Everybody Writes covers it all, from grammar and spelling, storytelling, content marketing, structure, proofreading, plus a lot of up-to-the-minute lists and tips such as lists of useful apps for writing, editing, and publishing. It's a must-read for anyone who writes.
Here’s why the book “Everybody Writes” matters:
“Actually, writing matters more now, not less. In an online world, our online words are our emissaries; they tell the world who we are, as user experience expert Beth Dunn puts it. ‘Our writing can make us look smart or it can make us look stupid. It can make us seem fun, or warm, or competent , or trustworthy. But it can also make us seem humdrum or discombobulated or flat-out boring.'”
That’s author Ann Handley in the introduction of her book “Everybody Writes: Your Go-To Guide to Creating Ridiculously Good Content“.

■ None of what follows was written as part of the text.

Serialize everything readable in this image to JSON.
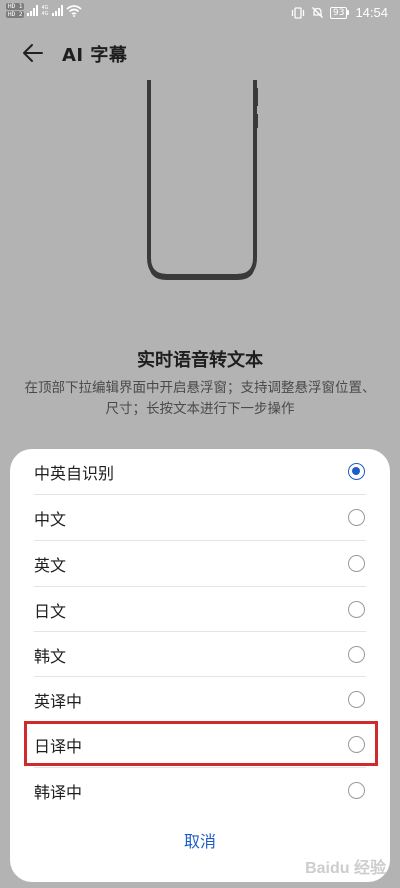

And I say she’s completely right about that. Your writing in email matters; it makes you look good or not, like the quote above says. Your spelling and basic grammar on Facebook, even Twitter, and of course your company’s content in blogs and its website, that matters too. How you write matters to you.
I’m afraid that when I tell you what it covers, it will sound boring.

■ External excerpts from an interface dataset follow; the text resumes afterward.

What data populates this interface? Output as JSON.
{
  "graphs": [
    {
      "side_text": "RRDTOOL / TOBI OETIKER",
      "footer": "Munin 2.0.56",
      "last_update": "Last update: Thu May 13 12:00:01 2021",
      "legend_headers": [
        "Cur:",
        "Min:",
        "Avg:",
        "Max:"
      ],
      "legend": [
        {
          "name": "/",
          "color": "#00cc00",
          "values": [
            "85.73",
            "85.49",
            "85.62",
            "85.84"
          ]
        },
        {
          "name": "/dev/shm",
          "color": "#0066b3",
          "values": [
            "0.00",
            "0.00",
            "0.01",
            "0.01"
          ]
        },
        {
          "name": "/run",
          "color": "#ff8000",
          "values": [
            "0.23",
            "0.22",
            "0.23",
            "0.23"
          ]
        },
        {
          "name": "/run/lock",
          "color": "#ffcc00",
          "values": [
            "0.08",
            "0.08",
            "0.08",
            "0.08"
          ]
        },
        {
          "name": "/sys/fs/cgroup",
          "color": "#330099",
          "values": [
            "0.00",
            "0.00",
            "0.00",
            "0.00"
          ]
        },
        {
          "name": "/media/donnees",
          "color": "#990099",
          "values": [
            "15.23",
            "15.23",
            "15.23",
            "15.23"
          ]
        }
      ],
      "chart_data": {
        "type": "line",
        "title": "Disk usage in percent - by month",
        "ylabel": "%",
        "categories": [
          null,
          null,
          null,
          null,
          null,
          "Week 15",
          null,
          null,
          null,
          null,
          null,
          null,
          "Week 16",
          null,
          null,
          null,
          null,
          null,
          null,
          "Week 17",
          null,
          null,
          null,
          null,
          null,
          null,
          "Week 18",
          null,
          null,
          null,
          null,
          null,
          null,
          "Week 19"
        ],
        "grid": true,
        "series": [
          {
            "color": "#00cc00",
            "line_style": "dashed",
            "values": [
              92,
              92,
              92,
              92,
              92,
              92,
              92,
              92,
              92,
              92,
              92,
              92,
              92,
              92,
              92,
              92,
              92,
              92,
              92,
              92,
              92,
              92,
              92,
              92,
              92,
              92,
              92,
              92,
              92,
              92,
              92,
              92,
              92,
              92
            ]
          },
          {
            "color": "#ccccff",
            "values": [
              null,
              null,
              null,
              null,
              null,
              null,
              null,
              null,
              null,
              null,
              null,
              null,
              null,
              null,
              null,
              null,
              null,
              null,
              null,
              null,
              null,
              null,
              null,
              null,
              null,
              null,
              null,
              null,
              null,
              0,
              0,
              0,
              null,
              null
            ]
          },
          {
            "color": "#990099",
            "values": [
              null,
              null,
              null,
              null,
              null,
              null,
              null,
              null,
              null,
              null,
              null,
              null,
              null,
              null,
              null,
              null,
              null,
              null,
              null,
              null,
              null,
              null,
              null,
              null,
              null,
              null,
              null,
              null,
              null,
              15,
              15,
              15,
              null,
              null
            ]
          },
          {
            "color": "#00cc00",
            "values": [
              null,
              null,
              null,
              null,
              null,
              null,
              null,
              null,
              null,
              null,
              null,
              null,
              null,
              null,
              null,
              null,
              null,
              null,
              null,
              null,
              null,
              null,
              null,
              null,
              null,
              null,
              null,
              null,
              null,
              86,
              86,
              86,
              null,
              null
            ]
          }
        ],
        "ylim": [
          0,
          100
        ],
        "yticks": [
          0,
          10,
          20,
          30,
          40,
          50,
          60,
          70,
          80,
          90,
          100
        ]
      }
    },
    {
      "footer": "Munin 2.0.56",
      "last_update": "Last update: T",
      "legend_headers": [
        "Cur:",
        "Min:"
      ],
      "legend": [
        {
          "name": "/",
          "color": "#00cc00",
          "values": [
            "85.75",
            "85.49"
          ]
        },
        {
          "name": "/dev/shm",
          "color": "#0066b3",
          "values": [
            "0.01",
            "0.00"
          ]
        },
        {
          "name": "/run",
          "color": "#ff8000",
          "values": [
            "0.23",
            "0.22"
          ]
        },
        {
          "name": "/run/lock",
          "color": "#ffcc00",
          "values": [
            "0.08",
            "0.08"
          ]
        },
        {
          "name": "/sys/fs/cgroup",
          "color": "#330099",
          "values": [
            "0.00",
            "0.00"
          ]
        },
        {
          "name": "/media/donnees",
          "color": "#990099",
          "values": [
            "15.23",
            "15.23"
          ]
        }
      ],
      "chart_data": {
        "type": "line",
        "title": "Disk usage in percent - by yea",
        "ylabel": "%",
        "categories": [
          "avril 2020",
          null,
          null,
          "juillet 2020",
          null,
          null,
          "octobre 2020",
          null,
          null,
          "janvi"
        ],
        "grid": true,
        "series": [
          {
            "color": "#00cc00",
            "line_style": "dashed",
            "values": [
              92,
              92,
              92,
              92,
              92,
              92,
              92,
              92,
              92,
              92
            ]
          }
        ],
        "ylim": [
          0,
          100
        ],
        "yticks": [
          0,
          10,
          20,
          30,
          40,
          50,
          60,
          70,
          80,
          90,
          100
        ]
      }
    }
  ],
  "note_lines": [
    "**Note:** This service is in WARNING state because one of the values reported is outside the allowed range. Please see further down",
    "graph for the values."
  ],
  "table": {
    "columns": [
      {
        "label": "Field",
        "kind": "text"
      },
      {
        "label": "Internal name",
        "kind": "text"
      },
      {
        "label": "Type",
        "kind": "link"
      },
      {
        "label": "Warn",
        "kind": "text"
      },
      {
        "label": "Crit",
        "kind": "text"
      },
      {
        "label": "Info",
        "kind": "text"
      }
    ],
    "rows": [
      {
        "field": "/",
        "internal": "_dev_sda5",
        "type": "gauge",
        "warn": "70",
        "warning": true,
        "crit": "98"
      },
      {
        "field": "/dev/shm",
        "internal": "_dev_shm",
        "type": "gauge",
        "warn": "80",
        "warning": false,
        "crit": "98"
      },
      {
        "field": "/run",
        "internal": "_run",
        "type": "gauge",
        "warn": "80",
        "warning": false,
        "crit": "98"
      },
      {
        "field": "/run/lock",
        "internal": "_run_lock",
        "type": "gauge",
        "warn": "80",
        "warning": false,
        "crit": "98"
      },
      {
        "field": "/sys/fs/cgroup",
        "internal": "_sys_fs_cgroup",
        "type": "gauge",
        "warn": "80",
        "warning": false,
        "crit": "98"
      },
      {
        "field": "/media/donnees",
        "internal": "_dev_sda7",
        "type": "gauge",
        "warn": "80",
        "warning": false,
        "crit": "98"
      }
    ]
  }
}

“Everybody Writes” covers it all, from grammar and spelling, to storytelling, content marketing, structure and proofreading, plus a lot of up-to-the-minute lists and tips such as lists of useful apps for writing, editing, and publishing. It dives into specifics on what works with blogging, such as how to identify topics and how to deal with titles and publishing.
“Everybody Writes,” however, is fun and not boring at all. It flows really well and is easy to start reading from any point. For an example, I didn’t choose this specifically, just picked it up browsing, from a chapter called ‘Embrace the Ugly First Draft:’
“In Greek mythology, the goddess Athena was the favorite daughter of Zeus. She was born not in the usual way; rather, she emerged from his forehead fully grown and armed. Much of writing paralysis is the result of expecting too much of ourselves the first time out. Sowing letters onto the blank page and expecting something strong and powerful and fully formed — the content version of Athena — to emerge is unrealistic. Unless you are some kind of deity, that’s not going to happen. Very often, the people you think of as good writers are terrible writers on their first drafts. But here’s their secret: They are excellent editors of their own work.”
And I love this list. These 17 suggestions are straight from a chapter called “Avoid These Mistakes Marketers Make:”
- Ways by which = Ways
- Continues to be = Remains
- In order to = To (especially at the beginning of a sentence)
- There (are) will be times when = Sometimes, At times
- Despite the fact that = Although, Though
- At which time = When
- In spite of = Despite
- When it comes to = In, When
- The majority of = Most
- A number of = Some, Few, Several, Various (or eliminate entirely)
- When asked = Asked
- Leverage (as verb) = Use (or Put to Use), Harness, Apply,
- The same level of = As much
- While (if not being used to mean during or at the same time as) = Although or Though, Whereas
- Moving forward = Later, In the future, From now on, Hereafter
- Centered around = Centered on
- Try and [verb] = Try to [verb]
I’d also include Ann’s list of five grammar rules you are welcome to break. Here’s one of the five (one that breaks two of the five):
“Never write a paragraph that’s a mere one sentence long. In school, I was taught to write paragraphs with no fewer than three sentences and no more than seven.
Modern marketing has pretty much choked this one dead because white space helps online readability tremendously.
But it bears emphasizing: one sentence, set apart, is a great way to make an important point crystal clear.
I’m not kidding.”
Ann Handley knows her stuff for sure. She’s the driving force (Chief Content Officer) behind Marketing Profs, an excellent resource for modern-day marketing with an emphasis on content. She also knows and loves writing, which I discovered a few years ago when I stumbled on her personal blog.
If you are a business owner, or any kind of knowledge worker — entrepreneur or not, business owner or not, employee or not — “Everybody Writes” is a book you’ll breeze through and you’ll be glad you did. And if you get it, so will anybody who reads what you write. This article was based on a copy provided for review. You can find out more about Ann by following her on Twitter @MarketingProfs.